|14:30 - 14:50||Break|
|14:50 - 15:20||To be announced|
15:20 - 15:50
Controlling Variation of Microbiological Methods – experience from industry (PEF)
Morten Alhede, Managing Partner, Emendo R&D
Medical devices: Novel technologies enable development of advanced antimicrobial medical devices such as coated surfaces and materials. In spite of few written requirements, FDA expects that test methods used to produce data in support of regulatory filings are validated. Microbiological methods are no exception, but these methods are widely accepted as being extremely variable and hence difficult to validate. In this talk, considerations, pitfalls and other experiences from designing microbiological test methods in support of antimicrobial technologies are discussed.Morten Alhede, PhD, is Managing Partner at Emendo R&D and does consulting for pharma and medtech companies.
|15:50 - 16:00||Closing remarks|
Members of ATV-SEMAPP or other promoting organizations: DKK 2,150
Non-members: DKK 2,775
M.Sc. students: DKK 200 & Ph.D. students: DKK 975 (Membership is free of charge. Early bird discount does not apply)
Early bird discount of DKK 200 when registering before 15 September 2018.
All prices are excluded of Danish VAT.
The fee includes talks, breakfast, lunch and coffee breaks.
Cancellations received before 24 September 2018 are fully refunded.
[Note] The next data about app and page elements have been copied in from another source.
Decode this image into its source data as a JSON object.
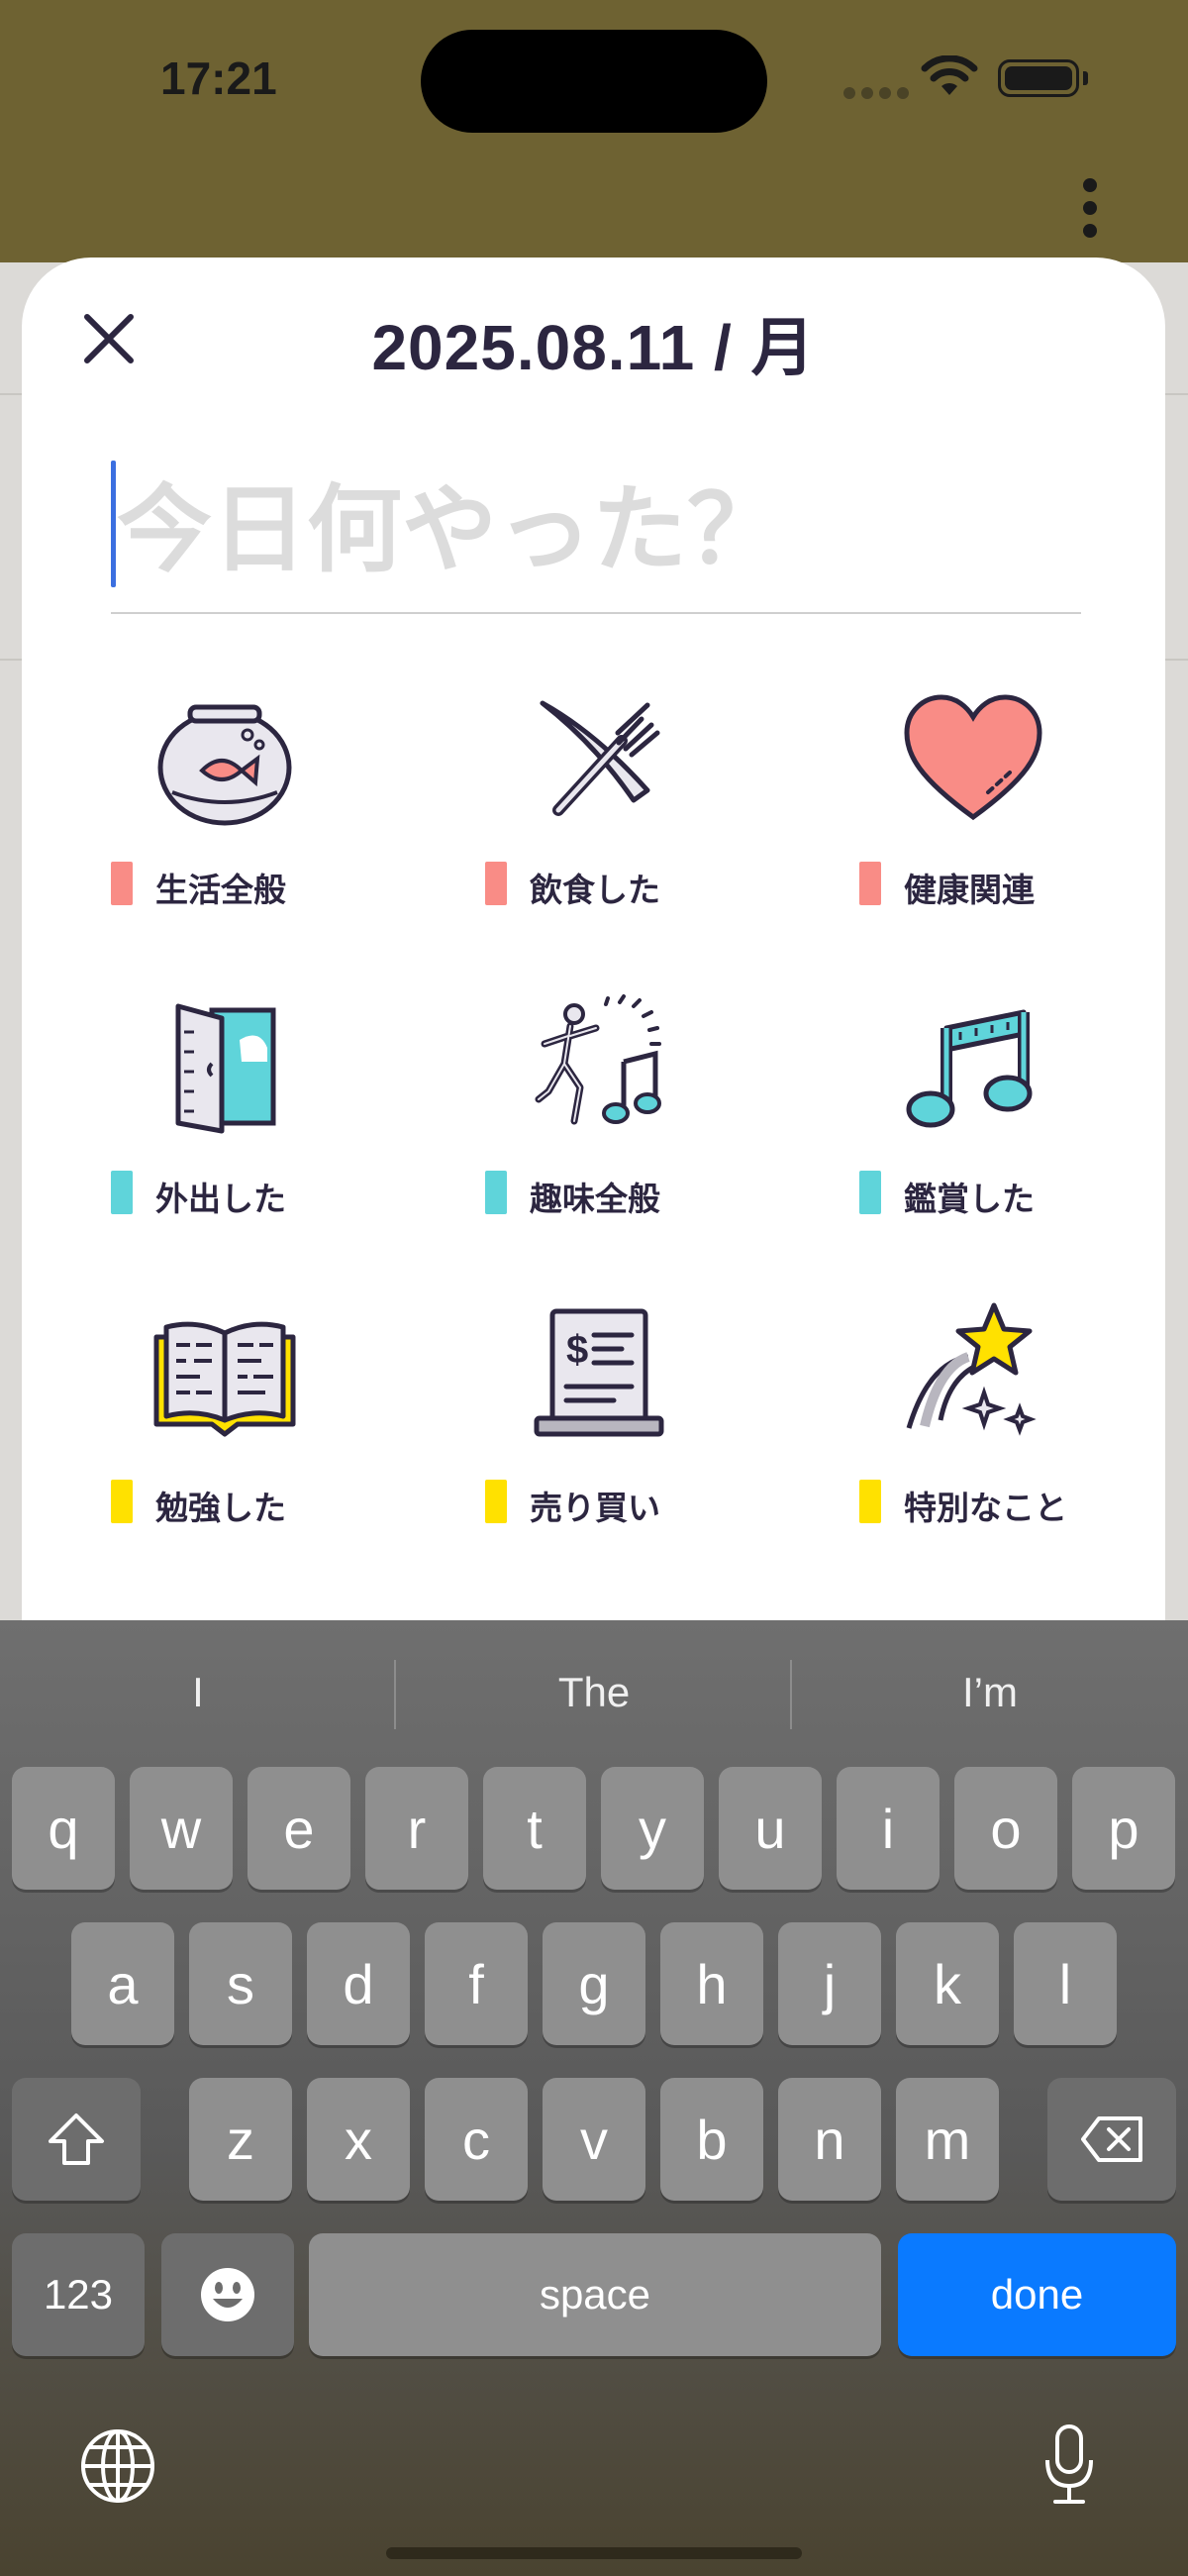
{
  "status": {
    "time": "17:21"
  },
  "sheet": {
    "date_title": "2025.08.11 / 月",
    "input_placeholder": "今日何やった？",
    "categories": [
      {
        "label": "生活全般",
        "icon": "fishbowl-icon",
        "color": "#f98c86"
      },
      {
        "label": "飲食した",
        "icon": "knife-fork-icon",
        "color": "#f98c86"
      },
      {
        "label": "健康関連",
        "icon": "heart-icon",
        "color": "#f98c86"
      },
      {
        "label": "外出した",
        "icon": "door-icon",
        "color": "#5fd4da"
      },
      {
        "label": "趣味全般",
        "icon": "dancer-icon",
        "color": "#5fd4da"
      },
      {
        "label": "鑑賞した",
        "icon": "music-note-icon",
        "color": "#5fd4da"
      },
      {
        "label": "勉強した",
        "icon": "book-icon",
        "color": "#ffe100"
      },
      {
        "label": "売り買い",
        "icon": "receipt-icon",
        "color": "#ffe100"
      },
      {
        "label": "特別なこと",
        "icon": "shooting-star-icon",
        "color": "#ffe100"
      }
    ]
  },
  "keyboard": {
    "suggestions": [
      "I",
      "The",
      "I’m"
    ],
    "row1": [
      "q",
      "w",
      "e",
      "r",
      "t",
      "y",
      "u",
      "i",
      "o",
      "p"
    ],
    "row2": [
      "a",
      "s",
      "d",
      "f",
      "g",
      "h",
      "j",
      "k",
      "l"
    ],
    "row3": [
      "z",
      "x",
      "c",
      "v",
      "b",
      "n",
      "m"
    ],
    "numbers_label": "123",
    "space_label": "space",
    "done_label": "done"
  }
}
No refund for cancellations received on 24 September or later, nor for being unable to attend on the day.Substitutions are accepted at any time.
Please do not hesitate to contact ATV-SEMAPP by e-mailing firstname.lastname@example.org or phoning Jytte Laursen +45 4525 4898 or Charlotte Leser +45 4525 4899.